The complaint alleges that the Post fired Sonmez for engaging in protected speech when she launched her Twitter campaign against the paper over its social-media policies. The very public debacle last summer—which included the suspension of one of the paper’s top political reporters, multiple reprimands from executive editor Sally Buzbee, and an eventual revamp of the policy—led to Sonmez’s firing on June 9.
The NLRB complaint, which The Daily Beast obtained and reviewed, was filed by the Washington/Baltimore News Guild on Sept. 22 but docketed on Sept. 28.
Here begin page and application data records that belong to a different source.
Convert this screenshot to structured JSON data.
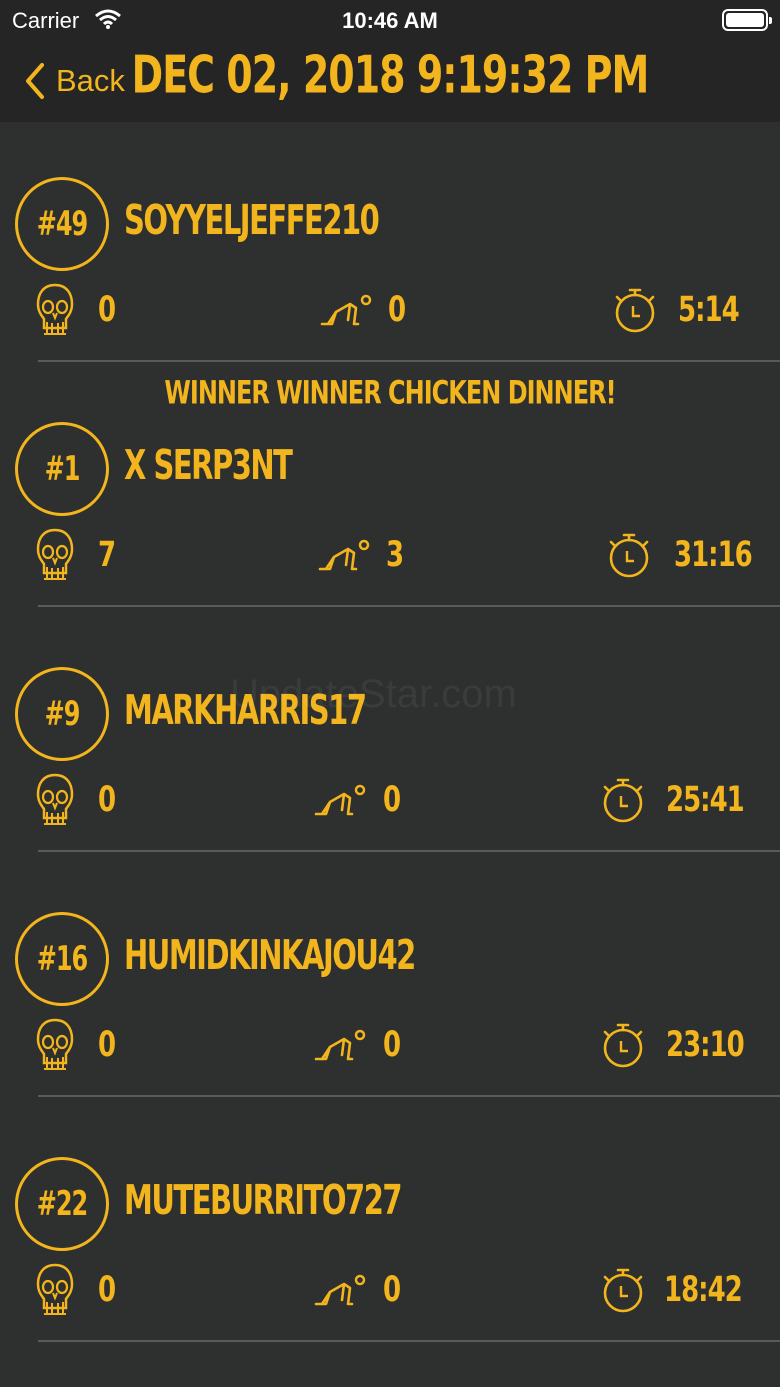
{
  "status_bar": {
    "carrier": "Carrier",
    "time": "10:46 AM"
  },
  "nav": {
    "back_label": "Back",
    "title": "DEC 02, 2018 9:19:32 PM"
  },
  "winner_banner": "WINNER WINNER CHICKEN DINNER!",
  "entries": [
    {
      "rank": "#49",
      "player": "SOYYELJEFFE210",
      "kills": "0",
      "knocks": "0",
      "time": "5:14"
    },
    {
      "rank": "#1",
      "player": "X SERP3NT",
      "kills": "7",
      "knocks": "3",
      "time": "31:16"
    },
    {
      "rank": "#9",
      "player": "MARKHARRIS17",
      "kills": "0",
      "knocks": "0",
      "time": "25:41"
    },
    {
      "rank": "#16",
      "player": "HUMIDKINKAJOU42",
      "kills": "0",
      "knocks": "0",
      "time": "23:10"
    },
    {
      "rank": "#22",
      "player": "MUTEBURRITO727",
      "kills": "0",
      "knocks": "0",
      "time": "18:42"
    }
  ],
  "watermark": "UpdateStar.com",
  "colors": {
    "accent": "#f2b51d",
    "background": "#2e2f2f",
    "bar": "#252525"
  },
  "icons": {
    "kills": "skull-icon",
    "knocks": "crawling-person-icon",
    "time": "stopwatch-icon"
  }
}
“The Washington Post discharged news reporter Felicia Sonmez due to her repeated statement’s about the Post’s working conditions and the company’s failure and refusal to fairly enforce its social media policy for employees,” read the charge, “statements which constitute protected, concerted activity under the [National Labor Relations] Act.”
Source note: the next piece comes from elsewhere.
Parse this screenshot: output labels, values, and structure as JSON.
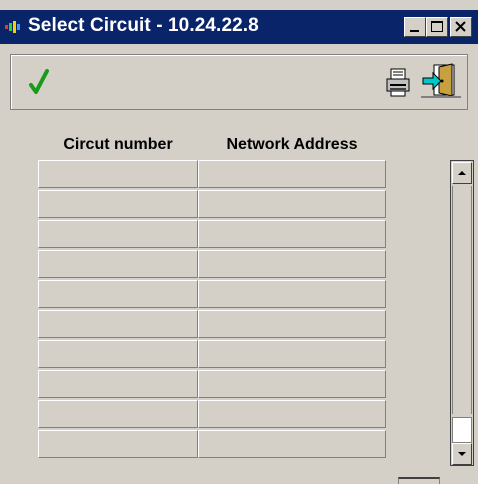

The Post declined to comment. “All Guild-covered employees of the Washington Post have the right to challenge the company’s decision to discipline or terminate them, to speak out about working conditions and policies that affect all of us, and a reasonable expectation that the Post will follow both the contract it has agreed to and federal labor law,” the Post Guild said in a statement.
With a claim filed, the process now moves to an investigatory phase to determine whether it moves forward. If an investigator with the NLRB, an independent federal agency, determines the claim has merit, then the dispute moves to an official claim before an administrative judge—and therefore a trial, according to the agency’s process chart. That could lead to either a remedial action (such as Sonmez getting her job back), a dismissal, or another action approved by the court.
The filing brings the former political breaking news reporter’s quest for her job back into the public sphere. The Post’s union filed a grievance with the paper shortly after her firing, arguing it unjustly let Sonmez go. However, Politico reported last month that the Post refused to engage in arbitration, claiming it was not bound to the terms of the guild’s since-lapsed contract. The guild then sued the paper to compel it to the negotiation table for both Sonmez and media reporter Paul Farhi, who was also given a five-day suspension in March.
It’s unclear what the NLRB complaint will mean for Sonmez’s grievance process, particularly since the Post has thus far refused to arbitrate. The legal case to compel arbitration will still continue.
“The Post’s leadership must do more to support — not punish — employees who have experienced trauma. It must take action to live up to its own rhetoric on diversity and inclusion,” Sonmez said in a statement to The Daily Beast. “Employees who raise concerns about these matters should not have to fear that they will be fired or that their careers will be in peril for doing so.”
The NLRB complaint is not the first time Sonmez has taken her former employer to court. Her 2021 lawsuit over WaPo management’s prohibition against her covering stories involving sexual assault (citing her status as a survivor of sexual violence) is set to continue the appeal process next month, and she recently brought on attorney Brian S. Wolfman, who runs Georgetown University’s Appellate Courts Immersion Clinic, along with Madeline Meth for her case, according to a review of the D.C. Court of Appeals docket.
“I am grateful to the Washington-Baltimore News Guild for filing this complaint with the National Labor Relations Board to ensure that the Washington Post respects its employees’ federally-protected right to speak out and shine a spotlight on working conditions at the company,” Sonmez said.